Oh my God, this boy had it bad. That was the sweetest and yet, the dumbest thing I’d ever heard. “You’ll seriously follow her where she goes? Does she um… know?”
A pink blush spread over Nick’s cheeks. “Uh, no, not exactly. We haven’t talked about it or anything. It’s just…well, she’s it for me.”
It. Holy crap. I wasn’t that sure about my favorite boots and Nick was making life plans? It was weird and adorable and scary and it made my heart ache all the same time. Would I ever find a guy who looked at me the way Nick was looking at the latest message from Leah?
My gaze settled on Elijah, who was bent over his tablet again. For about five minutes, I’d thought he could be the one. My one. But he’d made it crystal clear it was all about the music for him. Sure, he’d flirt with me, tease me. But that’s all it would ever be with him.
And as much as I adored my Etta, I had no plans to collect husbands like she had. I would not be part of Elijah Hamilton’s Bad Boy Groupie Fan Club.
“Hey, guys?” Elijah waved us over to his tablet, currently showing his email. “Check it out. Three new gigs!”
“Three? Are you serious?” Nick grabbed the tablet and then looked up with a grin. “Holy shit.”
I looked over Nick’s shoulder. There was an offer from a mall, a car dealership, and a restaurant. Without asking, without discussing it, Elijah sent replies to all three that said “Yes. Ride Out featuring Kristen Cartwright would be happy to play.”
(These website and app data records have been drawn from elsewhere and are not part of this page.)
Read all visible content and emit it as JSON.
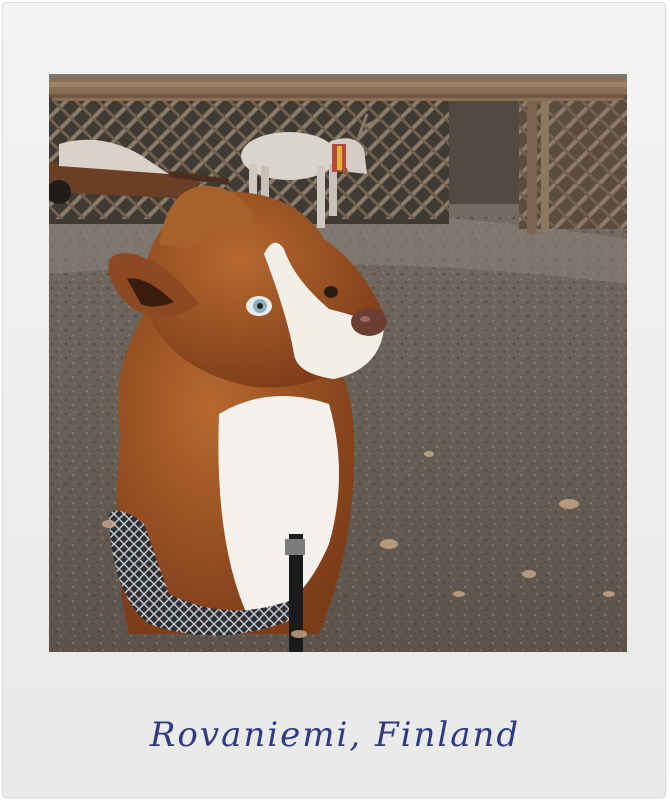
{
  "caption": {
    "text": "Rovaniemi, Finland",
    "color": "#2e3a86"
  },
  "photo": {
    "subjects": [
      "dog-icon",
      "reindeer-icon",
      "cart-icon",
      "fence-icon",
      "log-beam-icon"
    ],
    "palette": {
      "ground": "#6b625a",
      "dog_fur": "#9a4f22",
      "dog_chest": "#f4f1ec",
      "reindeer": "#d9d4cd",
      "fence": "#8a7766"
    }
  }
}
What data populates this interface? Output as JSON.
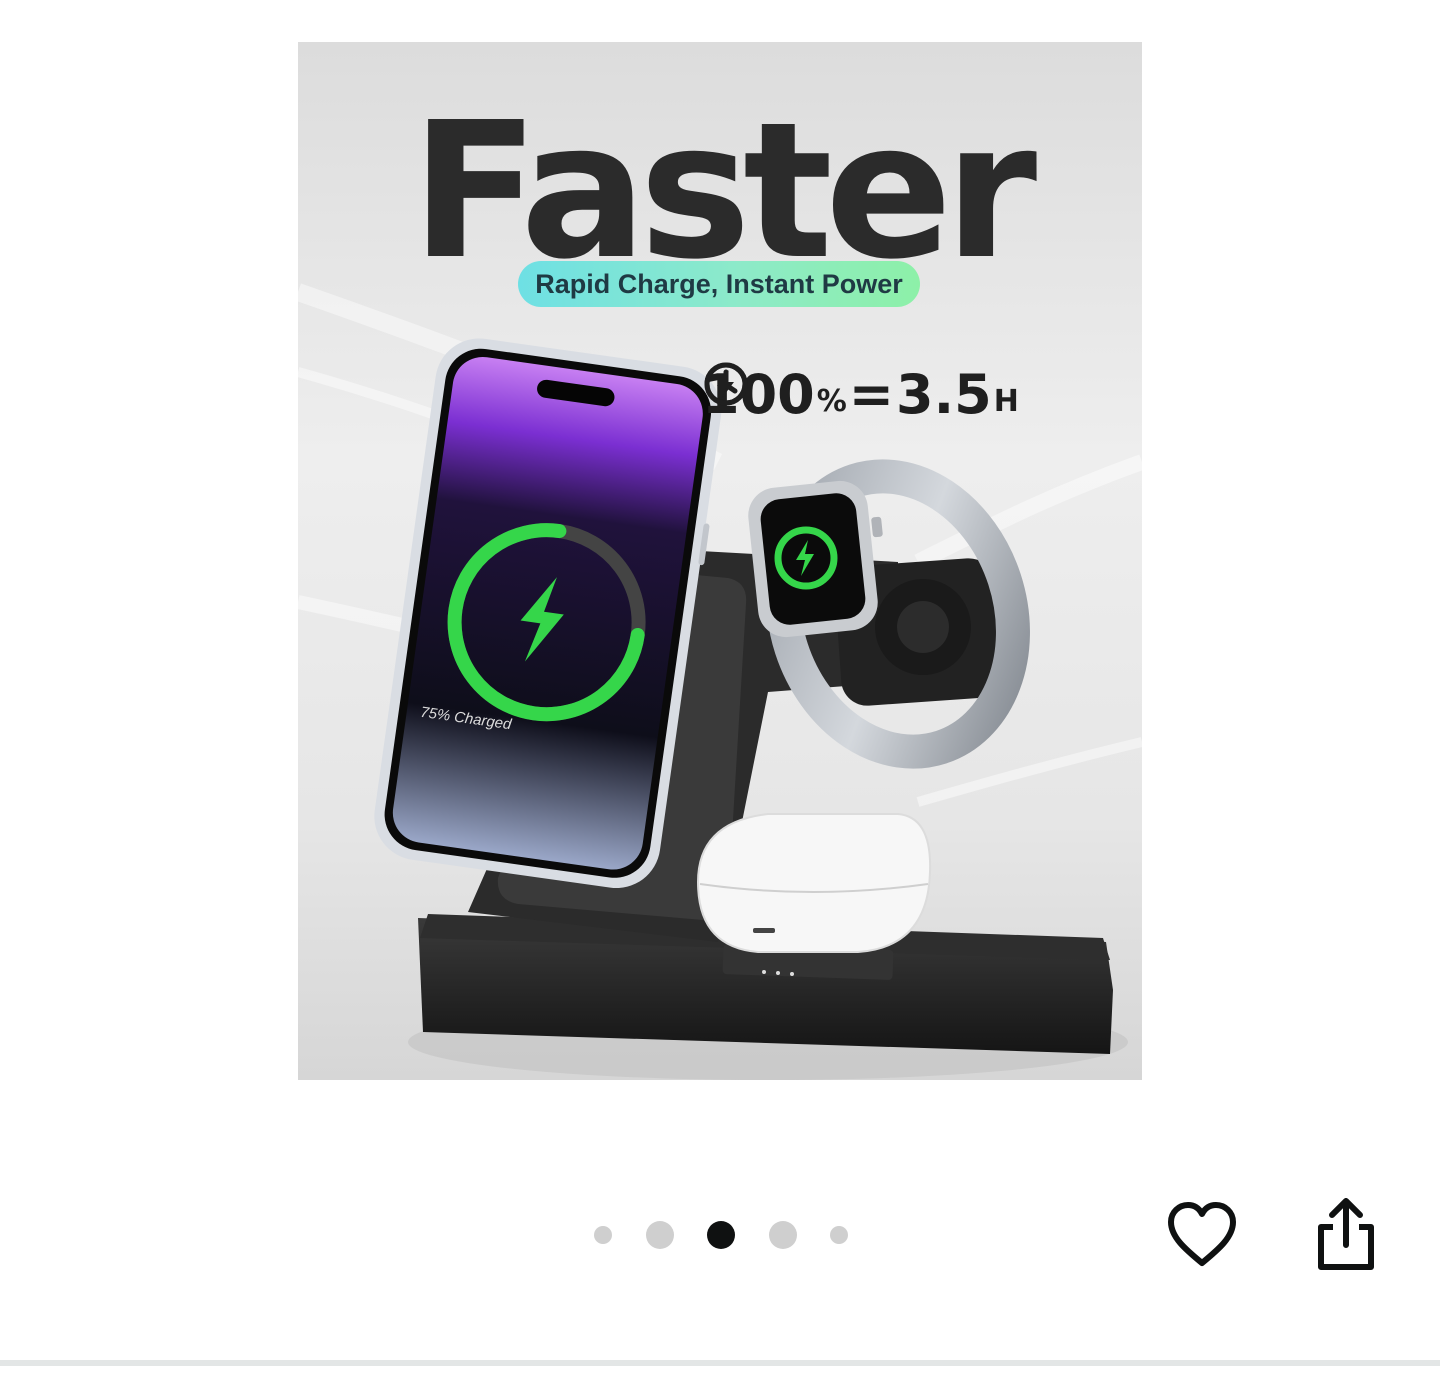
{
  "product_image": {
    "headline": "Faster",
    "tagline": "Rapid Charge, Instant Power",
    "spec": {
      "charge_value": "100",
      "percent_sign": "%",
      "equals": "=",
      "time_value": "3.5",
      "time_unit": "H"
    },
    "phone_screen_caption": "75% Charged",
    "phone_charge_fraction": 0.75,
    "accent_green": "#35d64a",
    "accent_purple": "#8a3fe0"
  },
  "carousel": {
    "total": 5,
    "active_index": 2
  },
  "actions": {
    "favorite_icon": "heart-outline-icon",
    "share_icon": "share-icon"
  }
}
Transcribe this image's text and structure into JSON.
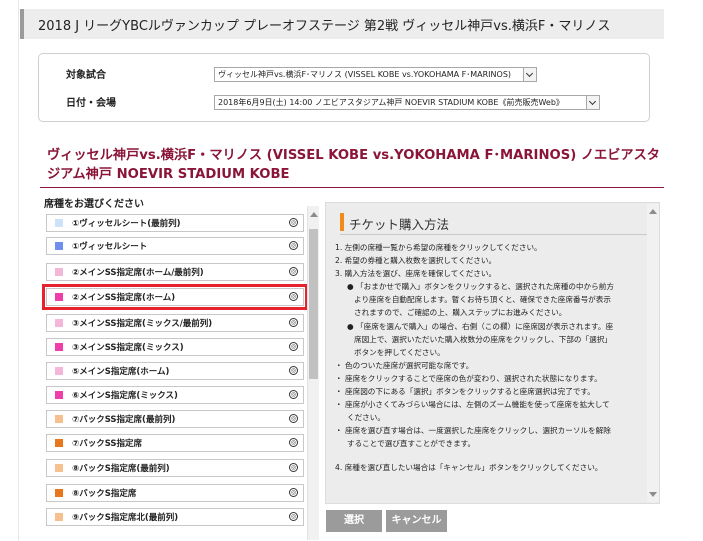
{
  "header": {
    "title": "2018 J リーグYBCルヴァンカップ プレーオフステージ 第2戦 ヴィッセル神戸vs.横浜F・マリノス"
  },
  "selection": {
    "match_label": "対象試合",
    "match_value": "ヴィッセル神戸vs.横浜F･マリノス (VISSEL KOBE vs.YOKOHAMA F･MARINOS)",
    "date_label": "日付・会場",
    "date_value": "2018年6月9日(土) 14:00 ノエビアスタジアム神戸 NOEVIR STADIUM KOBE《前売販売Web》"
  },
  "event": {
    "title": "ヴィッセル神戸vs.横浜F・マリノス (VISSEL KOBE vs.YOKOHAMA F･MARINOS) ノエビアスタジアム神戸 NOEVIR STADIUM KOBE"
  },
  "seats": {
    "caption": "席種をお選びください",
    "info_glyph": "◎",
    "items": [
      {
        "label": "①ヴィッセルシート(最前列)",
        "color": "#cfe1f9"
      },
      {
        "label": "①ヴィッセルシート",
        "color": "#6f8ff0"
      },
      {
        "label": "②メインSS指定席(ホーム/最前列)",
        "color": "#f3b7d9"
      },
      {
        "label": "②メインSS指定席(ホーム)",
        "color": "#ee3fa9"
      },
      {
        "label": "③メインSS指定席(ミックス/最前列)",
        "color": "#f3b7d9"
      },
      {
        "label": "③メインSS指定席(ミックス)",
        "color": "#ee3fa9"
      },
      {
        "label": "⑤メインS指定席(ホーム)",
        "color": "#f3b7d9"
      },
      {
        "label": "⑥メインS指定席(ミックス)",
        "color": "#ee3fa9"
      },
      {
        "label": "⑦バックSS指定席(最前列)",
        "color": "#f7c08f"
      },
      {
        "label": "⑦バックSS指定席",
        "color": "#e8771c"
      },
      {
        "label": "⑧バックS指定席(最前列)",
        "color": "#f7c08f"
      },
      {
        "label": "⑧バックS指定席",
        "color": "#e8771c"
      },
      {
        "label": "⑨バックS指定席北(最前列)",
        "color": "#f7c08f"
      }
    ]
  },
  "how_to": {
    "title": "チケット購入方法",
    "lines": [
      "1. 左側の席種一覧から希望の席種をクリックしてください。",
      "2. 希望の券種と購入枚数を選択してください。",
      "3. 購入方法を選び、座席を確保してください。",
      "●  「おまかせで購入」ボタンをクリックすると、選択された席種の中から前方",
      "より座席を自動配席します。暫くお待ち頂くと、確保できた座席番号が表示",
      "されますので、ご確認の上、購入ステップにお進みください。",
      "●  「座席を選んで購入」の場合、右側（この欄）に座席図が表示されます。座",
      "席図上で、選択いただいた購入枚数分の座席をクリックし、下部の「選択」",
      "ボタンを押してください。",
      "・ 色のついた座席が選択可能な席です。",
      "・ 座席をクリックすることで座席の色が変わり、選択された状態になります。",
      "・ 座席図の下にある「選択」ボタンをクリックすると座席選択は完了です。",
      "・ 座席が小さくてみづらい場合には、左側のズーム機能を使って座席を拡大して",
      "ください。",
      "・ 座席を選び直す場合は、一度選択した座席をクリックし、選択カーソルを解除",
      "することで選び直すことができます。",
      "",
      "4. 席種を選び直したい場合は「キャンセル」ボタンをクリックしてください。"
    ]
  },
  "buttons": {
    "select": "選択",
    "cancel": "キャンセル"
  },
  "colors": {
    "accent": "#8a1538",
    "highlight": "#e8212e",
    "title_marker": "#f08c1e"
  }
}
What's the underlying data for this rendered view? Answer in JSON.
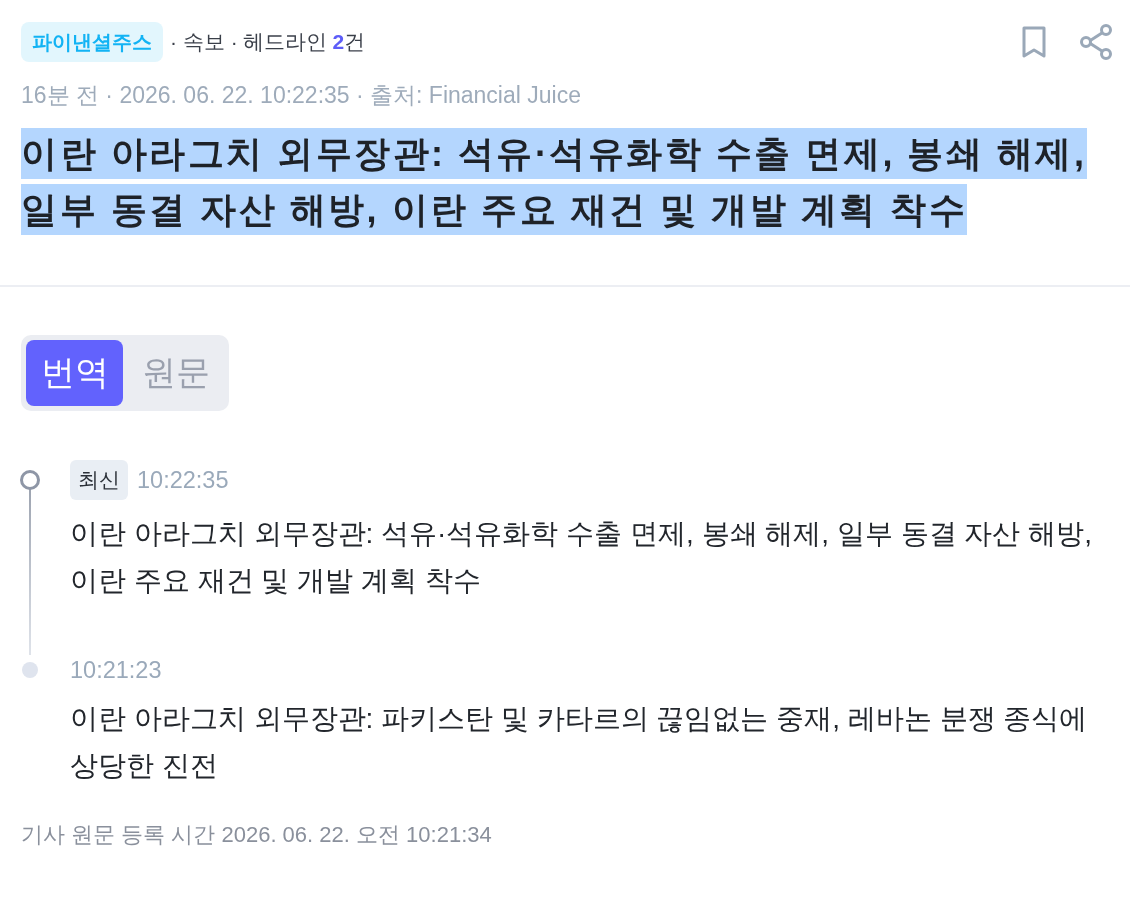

It was official.
I was in the band.
Purchase her books:
Don’t forget to enter the contest for a chance to win a ton of books! To enter, you need to know that my favorite number is 13. Add up all the favorite numbers of the authors on the BLUE TEAM and you’ll have the secret code to enter for the grand prize!
Before you leave, don’t forget to enter MY GIVEAWAY (Rafflecopter opens in new window) where you can win ebooks, signed paperbacks of my YA novels, and a copy of Patty’s novel!